Holding deposits are not required to be protected, so it's important you make sure the opportunity comes through a reputable source and you're happy with the agreement.

Once you have made a formal offer for a property and paid a holding deposit, there are several scenarios which could see you lose your deposit. These include:

- Withdrawing from the process after making an application

- Failing a Right to Rent or referencing check

- Providing false information such as an inflated salary

- Failing to take reasonable steps to enter into the tenancy agreement

If you do end up renting the property, it's likely that your holding deposit will be used to cover some of the cost of your security deposit.

 

The Tenant Fees Act – security and holding deposit caps

Effective from June 1, the Tenant Fees Act means that the deposits you pay are now capped.

Security deposits are capped at five weeks' rent for properties with an annual rent below £50,000 and six weeks for those above £50,000. Meanwhile, holding deposits are capped at equivalent to one week's rent.

There are also additional new rules relating to holding deposits. When you pay a holding deposit, landlords and agents are only allowed to keep your money for 15 days, unless you agree an alternative date in writing. Once this deadline has expired, the holding deposit must be repaid to you within seven days.

You can see our comprehensive guide to the Tenant Fees Act and the deposit caps here.

The rise of deposit-free renting

While the majority of tenants still pay a traditional security deposit, in recent years a number of alternative products known as ‘deposit-free’, ‘deposit replacement’ or ‘no-deposit’ renting have been launched.

These insurance-style products are aimed at lowering the costs of moving between rental properties for tenants, while still providing landlords with the protection they require. The proponents of these alternatives argue that when moving many tenants have to raise the money for a new deposit while still waiting for their existing deposit to be returned.

These alternatives provide tenants with the opportunity to pay a smaller upfront fee (usually non-refundable) in order to secure their property. The fee either acts as a warranty or an underwritten insurance payment.

In the event of damage or a breach of the tenancy agreement, landlords can claim compensation from the deposit replacement scheme. After compensating the landlord, the deposit replacement scheme will then recover the costs from the tenant directly.

 

Deposits across the rest of the UK

The tenancy deposit system varies slightly across the rest of the UK – here are the details you need to know:

Scotland

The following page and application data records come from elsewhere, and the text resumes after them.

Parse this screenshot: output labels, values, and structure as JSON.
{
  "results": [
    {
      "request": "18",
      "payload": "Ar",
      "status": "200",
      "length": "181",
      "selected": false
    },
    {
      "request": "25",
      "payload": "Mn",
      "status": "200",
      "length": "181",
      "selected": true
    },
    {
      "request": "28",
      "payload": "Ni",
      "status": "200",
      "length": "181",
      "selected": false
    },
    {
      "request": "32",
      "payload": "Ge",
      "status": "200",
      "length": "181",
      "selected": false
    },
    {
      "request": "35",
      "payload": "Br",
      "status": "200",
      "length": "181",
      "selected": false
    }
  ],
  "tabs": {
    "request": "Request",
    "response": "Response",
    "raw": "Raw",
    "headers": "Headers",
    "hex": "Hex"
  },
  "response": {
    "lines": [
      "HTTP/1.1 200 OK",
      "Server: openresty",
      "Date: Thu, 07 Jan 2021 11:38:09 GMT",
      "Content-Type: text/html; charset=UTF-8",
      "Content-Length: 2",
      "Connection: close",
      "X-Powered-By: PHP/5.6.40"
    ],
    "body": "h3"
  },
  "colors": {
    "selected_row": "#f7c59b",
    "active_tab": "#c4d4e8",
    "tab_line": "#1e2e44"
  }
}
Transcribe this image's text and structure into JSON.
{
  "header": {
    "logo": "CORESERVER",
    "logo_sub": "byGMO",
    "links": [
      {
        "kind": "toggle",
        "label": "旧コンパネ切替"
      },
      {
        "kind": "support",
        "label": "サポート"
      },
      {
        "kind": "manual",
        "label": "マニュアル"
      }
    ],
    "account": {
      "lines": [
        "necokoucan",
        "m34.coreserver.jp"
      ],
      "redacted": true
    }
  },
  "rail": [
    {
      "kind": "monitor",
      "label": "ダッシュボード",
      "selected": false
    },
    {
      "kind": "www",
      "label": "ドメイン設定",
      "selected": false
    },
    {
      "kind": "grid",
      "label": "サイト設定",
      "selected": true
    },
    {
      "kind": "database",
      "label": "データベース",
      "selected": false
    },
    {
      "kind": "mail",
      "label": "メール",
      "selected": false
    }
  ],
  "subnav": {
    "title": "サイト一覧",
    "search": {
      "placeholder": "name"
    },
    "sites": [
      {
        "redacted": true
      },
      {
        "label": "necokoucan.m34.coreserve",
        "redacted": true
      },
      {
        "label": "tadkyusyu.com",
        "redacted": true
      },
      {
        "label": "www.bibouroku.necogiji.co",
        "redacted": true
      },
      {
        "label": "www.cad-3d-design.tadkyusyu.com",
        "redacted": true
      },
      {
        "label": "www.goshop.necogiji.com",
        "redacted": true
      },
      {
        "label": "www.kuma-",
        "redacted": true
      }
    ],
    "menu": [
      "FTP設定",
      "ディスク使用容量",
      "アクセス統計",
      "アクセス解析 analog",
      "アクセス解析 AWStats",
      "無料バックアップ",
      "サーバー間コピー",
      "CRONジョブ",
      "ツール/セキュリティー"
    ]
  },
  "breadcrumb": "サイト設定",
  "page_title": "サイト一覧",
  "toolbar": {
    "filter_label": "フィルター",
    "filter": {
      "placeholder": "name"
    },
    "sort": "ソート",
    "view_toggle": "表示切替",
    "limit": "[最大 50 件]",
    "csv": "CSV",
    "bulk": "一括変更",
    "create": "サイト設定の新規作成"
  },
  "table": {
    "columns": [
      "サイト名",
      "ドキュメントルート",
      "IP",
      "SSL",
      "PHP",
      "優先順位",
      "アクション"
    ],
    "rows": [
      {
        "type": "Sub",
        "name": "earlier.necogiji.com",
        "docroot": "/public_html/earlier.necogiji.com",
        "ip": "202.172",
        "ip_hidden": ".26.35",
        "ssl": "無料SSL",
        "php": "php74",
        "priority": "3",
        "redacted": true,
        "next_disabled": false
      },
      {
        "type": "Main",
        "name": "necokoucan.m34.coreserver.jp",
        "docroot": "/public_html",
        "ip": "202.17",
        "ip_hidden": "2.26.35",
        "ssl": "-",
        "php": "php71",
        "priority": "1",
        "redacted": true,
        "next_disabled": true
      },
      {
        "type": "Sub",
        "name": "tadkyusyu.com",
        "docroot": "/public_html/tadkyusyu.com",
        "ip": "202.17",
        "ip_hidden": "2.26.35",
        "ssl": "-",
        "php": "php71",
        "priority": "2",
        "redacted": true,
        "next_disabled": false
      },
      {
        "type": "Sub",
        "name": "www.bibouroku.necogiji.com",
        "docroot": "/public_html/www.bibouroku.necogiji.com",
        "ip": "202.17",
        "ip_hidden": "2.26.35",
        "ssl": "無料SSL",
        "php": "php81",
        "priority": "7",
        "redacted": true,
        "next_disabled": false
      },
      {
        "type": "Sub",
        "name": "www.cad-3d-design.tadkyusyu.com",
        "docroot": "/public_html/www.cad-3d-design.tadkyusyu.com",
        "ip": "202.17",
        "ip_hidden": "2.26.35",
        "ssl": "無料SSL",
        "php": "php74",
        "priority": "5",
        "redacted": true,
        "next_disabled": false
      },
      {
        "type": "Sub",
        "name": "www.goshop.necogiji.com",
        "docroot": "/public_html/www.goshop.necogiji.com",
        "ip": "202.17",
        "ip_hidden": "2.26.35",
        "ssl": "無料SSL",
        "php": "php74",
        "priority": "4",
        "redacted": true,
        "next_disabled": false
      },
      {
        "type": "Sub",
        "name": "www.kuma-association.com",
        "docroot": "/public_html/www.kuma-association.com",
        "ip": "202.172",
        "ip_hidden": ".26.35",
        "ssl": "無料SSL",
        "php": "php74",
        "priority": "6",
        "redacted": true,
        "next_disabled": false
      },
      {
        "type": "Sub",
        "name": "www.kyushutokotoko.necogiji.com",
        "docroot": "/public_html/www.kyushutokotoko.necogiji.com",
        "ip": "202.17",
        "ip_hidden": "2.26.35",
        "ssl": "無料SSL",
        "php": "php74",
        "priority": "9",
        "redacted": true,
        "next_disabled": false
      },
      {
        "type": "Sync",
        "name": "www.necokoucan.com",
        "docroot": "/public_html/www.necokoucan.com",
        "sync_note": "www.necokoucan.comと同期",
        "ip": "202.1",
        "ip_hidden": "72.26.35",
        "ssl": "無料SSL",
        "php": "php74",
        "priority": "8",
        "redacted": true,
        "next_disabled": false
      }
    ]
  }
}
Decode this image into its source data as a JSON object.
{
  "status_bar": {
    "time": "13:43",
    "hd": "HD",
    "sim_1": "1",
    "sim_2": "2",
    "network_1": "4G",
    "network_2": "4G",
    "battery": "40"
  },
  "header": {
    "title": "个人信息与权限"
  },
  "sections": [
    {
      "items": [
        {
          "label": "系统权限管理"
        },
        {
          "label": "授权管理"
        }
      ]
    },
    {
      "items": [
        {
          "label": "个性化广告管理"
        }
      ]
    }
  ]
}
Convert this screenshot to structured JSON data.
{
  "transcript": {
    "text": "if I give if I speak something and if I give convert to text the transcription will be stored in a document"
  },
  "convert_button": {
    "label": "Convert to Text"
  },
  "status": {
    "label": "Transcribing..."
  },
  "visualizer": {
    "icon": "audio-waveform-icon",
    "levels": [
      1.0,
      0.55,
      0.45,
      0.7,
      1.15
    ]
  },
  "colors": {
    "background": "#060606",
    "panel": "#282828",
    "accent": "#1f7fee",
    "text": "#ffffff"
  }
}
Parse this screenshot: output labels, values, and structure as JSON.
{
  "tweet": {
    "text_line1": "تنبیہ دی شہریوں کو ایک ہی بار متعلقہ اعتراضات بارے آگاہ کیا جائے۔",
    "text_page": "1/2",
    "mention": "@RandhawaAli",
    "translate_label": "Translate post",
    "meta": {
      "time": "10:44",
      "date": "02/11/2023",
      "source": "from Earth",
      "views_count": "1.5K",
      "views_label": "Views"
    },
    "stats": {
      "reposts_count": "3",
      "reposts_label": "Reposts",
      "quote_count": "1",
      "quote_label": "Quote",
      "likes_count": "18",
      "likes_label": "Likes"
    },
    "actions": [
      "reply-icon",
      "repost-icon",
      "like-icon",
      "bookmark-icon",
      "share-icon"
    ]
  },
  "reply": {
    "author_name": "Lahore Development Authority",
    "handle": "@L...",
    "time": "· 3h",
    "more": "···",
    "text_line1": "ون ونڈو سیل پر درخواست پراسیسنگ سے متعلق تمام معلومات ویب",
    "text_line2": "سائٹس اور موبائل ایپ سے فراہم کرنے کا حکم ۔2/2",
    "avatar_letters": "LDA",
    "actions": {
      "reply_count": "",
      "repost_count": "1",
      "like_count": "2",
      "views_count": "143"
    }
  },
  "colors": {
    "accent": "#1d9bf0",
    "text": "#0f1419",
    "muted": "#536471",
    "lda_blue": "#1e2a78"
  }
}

In Scotland, the deposit process is largely the same as in England and Wales. There are, however, three different deposit protection schemes:

Moreover, in Scotland the amount that can be charged as a deposit can't be more than two months' rent. For example, if the rent is £1,000 a month, you can't be asked for more than £2,000 for your deposit.

You can see further information here.


Northern Ireland

Tenancy deposit protection was only introduced in Northern Ireland in 2013. However, the rest of the deposit system - including disputes - is more or less the same.

The approved Northern Irish deposit protection schemes - which are all free - are:

Deposits in Northern Ireland must be secured within 14 days, and your landlord must inform you that it has been secured within 28 days.

You can see further information here.